Medline ® Abstract for Reference 84
ATM mutations and phenotypes in ataxia-telangiectasia families in the British Isles: expression of mutant ATM and the risk of leukemia, lymphoma, and breast cancer.
Stankovic T, Kidd AM, Sutcliffe A, McGuire GM, Robinson P, Weber P, Bedenham T, Bradwell AR, Easton DF, Lennox GG, Haites N, Byrd PJ, Taylor AM
Am J Hum Genet. 1998;62(2):334.
We report the spectrum of 59 ATM mutations observed in ataxia-telangiectasia (A-T) patients in the British Isles. Of 51 ATM mutations identified in families native to the British Isles, 11 were founder mutations, and 2 of these 11 conferred a milder clinical phenotype with respect to both cerebellar degeneration and cellular features. We report, in two A-T families, an ATM mutation (7271T-->G) that may be associated with an increased risk of breast cancer in both homozygotes and heterozygotes (relative risk 12.7; P=. 0025), although there is a less severe A-T phenotype in terms of the degree of cerebellar degeneration. This mutation (7271T-->G) also allows expression of full-length ATM protein at a level comparable with that in unaffected individuals. In addition, we have studied 18 A-T patients, in 15 families, who developed leukemia, lymphoma, preleukemic T-cell proliferation, or Hodgkin lymphoma, mostly in childhood. A wide variety of ATM mutation types, including missense mutations and in-frame deletions, were seen in these patients. We also show that 25% of all A-T patients carried in-frame deletions or missense mutations, many of which were also associated with expression of mutant ATM protein.

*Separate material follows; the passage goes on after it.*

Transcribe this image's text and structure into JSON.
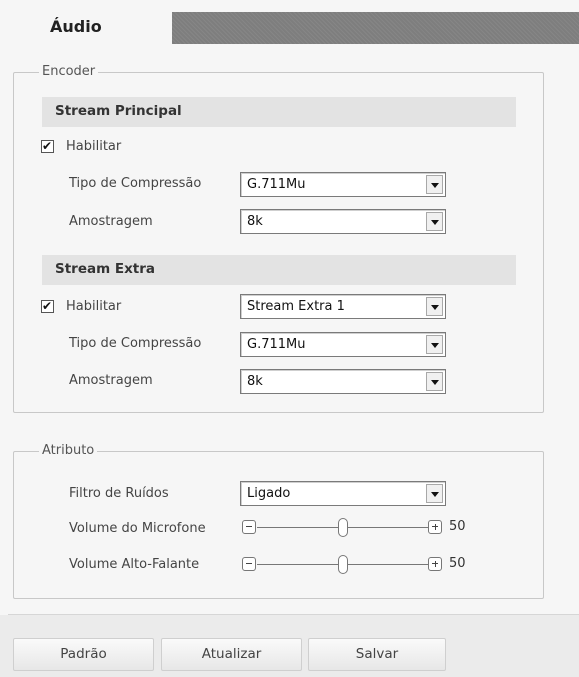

CRC Institute for Cancer Studies, The Medical School, University of Birmingham, United Kingdom.